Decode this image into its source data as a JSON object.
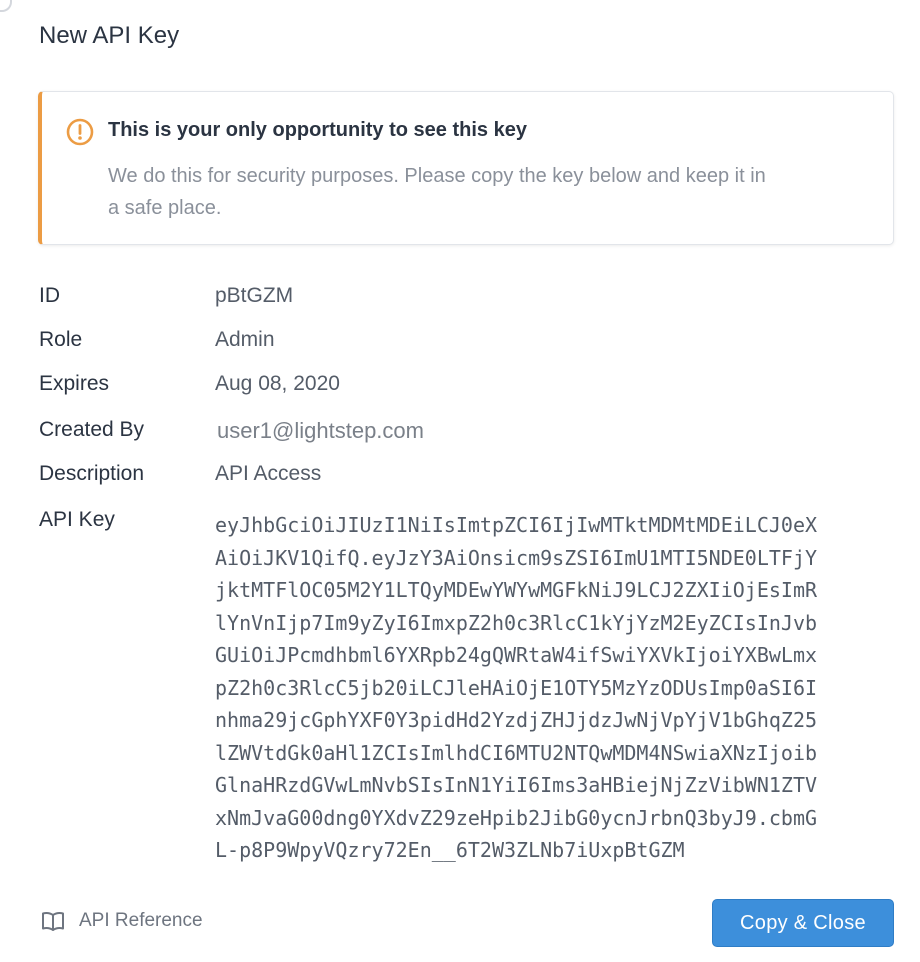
{
  "colors": {
    "accent": "#3d8fdb",
    "warning": "#ec9c44",
    "text": "#2b3442",
    "muted": "#8a909a"
  },
  "dialog": {
    "title": "New API Key"
  },
  "warning": {
    "icon": "alert-circle-icon",
    "title": "This is your only opportunity to see this key",
    "body": "We do this for security purposes. Please copy the key below and keep it in a safe place."
  },
  "details": {
    "id": {
      "label": "ID",
      "value": "pBtGZM"
    },
    "role": {
      "label": "Role",
      "value": "Admin"
    },
    "expires": {
      "label": "Expires",
      "value": "Aug 08, 2020"
    },
    "created_by": {
      "label": "Created By",
      "value": "user1@lightstep.com"
    },
    "description": {
      "label": "Description",
      "value": "API Access"
    },
    "api_key": {
      "label": "API Key",
      "lines": [
        "eyJhbGciOiJIUzI1NiIsImtpZCI6IjIwMTktMDMtMDEiLCJ0eX",
        "AiOiJKV1QifQ.eyJzY3AiOnsicm9sZSI6ImU1MTI5NDE0LTFjY",
        "jktMTFlOC05M2Y1LTQyMDEwYWYwMGFkNiJ9LCJ2ZXIiOjEsImR",
        "lYnVnIjp7Im9yZyI6ImxpZ2h0c3RlcC1kYjYzM2EyZCIsInJvb",
        "GUiOiJPcmdhbml6YXRpb24gQWRtaW4ifSwiYXVkIjoiYXBwLmx",
        "pZ2h0c3RlcC5jb20iLCJleHAiOjE1OTY5MzYzODUsImp0aSI6I",
        "nhma29jcGphYXF0Y3pidHd2YzdjZHJjdzJwNjVpYjV1bGhqZ25",
        "lZWVtdGk0aHl1ZCIsImlhdCI6MTU2NTQwMDM4NSwiaXNzIjoib",
        "GlnaHRzdGVwLmNvbSIsInN1YiI6Ims3aHBiejNjZzVibWN1ZTV",
        "xNmJvaG00dng0YXdvZ29zeHpib2JibG0ycnJrbnQ3byJ9.cbmG",
        "L-p8P9WpyVQzry72En__6T2W3ZLNb7iUxpBtGZM"
      ]
    }
  },
  "footer": {
    "link_icon": "book-icon",
    "link_label": "API Reference",
    "button_label": "Copy & Close"
  }
}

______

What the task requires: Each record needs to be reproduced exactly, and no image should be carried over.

Output for this exercise:
Decode this image into its source data as a JSON object.
{
  "colors": {
    "accent": "#3d8fdb",
    "warning": "#ec9c44",
    "text": "#2b3442",
    "muted": "#8a909a"
  },
  "dialog": {
    "title": "New API Key"
  },
  "warning": {
    "icon": "alert-circle-icon",
    "title": "This is your only opportunity to see this key",
    "body": "We do this for security purposes. Please copy the key below and keep it in a safe place."
  },
  "details": {
    "id": {
      "label": "ID",
      "value": "pBtGZM"
    },
    "role": {
      "label": "Role",
      "value": "Admin"
    },
    "expires": {
      "label": "Expires",
      "value": "Aug 08, 2020"
    },
    "created_by": {
      "label": "Created By",
      "value": "user1@lightstep.com"
    },
    "description": {
      "label": "Description",
      "value": "API Access"
    },
    "api_key": {
      "label": "API Key",
      "lines": [
        "eyJhbGciOiJIUzI1NiIsImtpZCI6IjIwMTktMDMtMDEiLCJ0eX",
        "AiOiJKV1QifQ.eyJzY3AiOnsicm9sZSI6ImU1MTI5NDE0LTFjY",
        "jktMTFlOC05M2Y1LTQyMDEwYWYwMGFkNiJ9LCJ2ZXIiOjEsImR",
        "lYnVnIjp7Im9yZyI6ImxpZ2h0c3RlcC1kYjYzM2EyZCIsInJvb",
        "GUiOiJPcmdhbml6YXRpb24gQWRtaW4ifSwiYXVkIjoiYXBwLmx",
        "pZ2h0c3RlcC5jb20iLCJleHAiOjE1OTY5MzYzODUsImp0aSI6I",
        "nhma29jcGphYXF0Y3pidHd2YzdjZHJjdzJwNjVpYjV1bGhqZ25",
        "lZWVtdGk0aHl1ZCIsImlhdCI6MTU2NTQwMDM4NSwiaXNzIjoib",
        "GlnaHRzdGVwLmNvbSIsInN1YiI6Ims3aHBiejNjZzVibWN1ZTV",
        "xNmJvaG00dng0YXdvZ29zeHpib2JibG0ycnJrbnQ3byJ9.cbmG",
        "L-p8P9WpyVQzry72En__6T2W3ZLNb7iUxpBtGZM"
      ]
    }
  },
  "footer": {
    "link_icon": "book-icon",
    "link_label": "API Reference",
    "button_label": "Copy & Close"
  }
}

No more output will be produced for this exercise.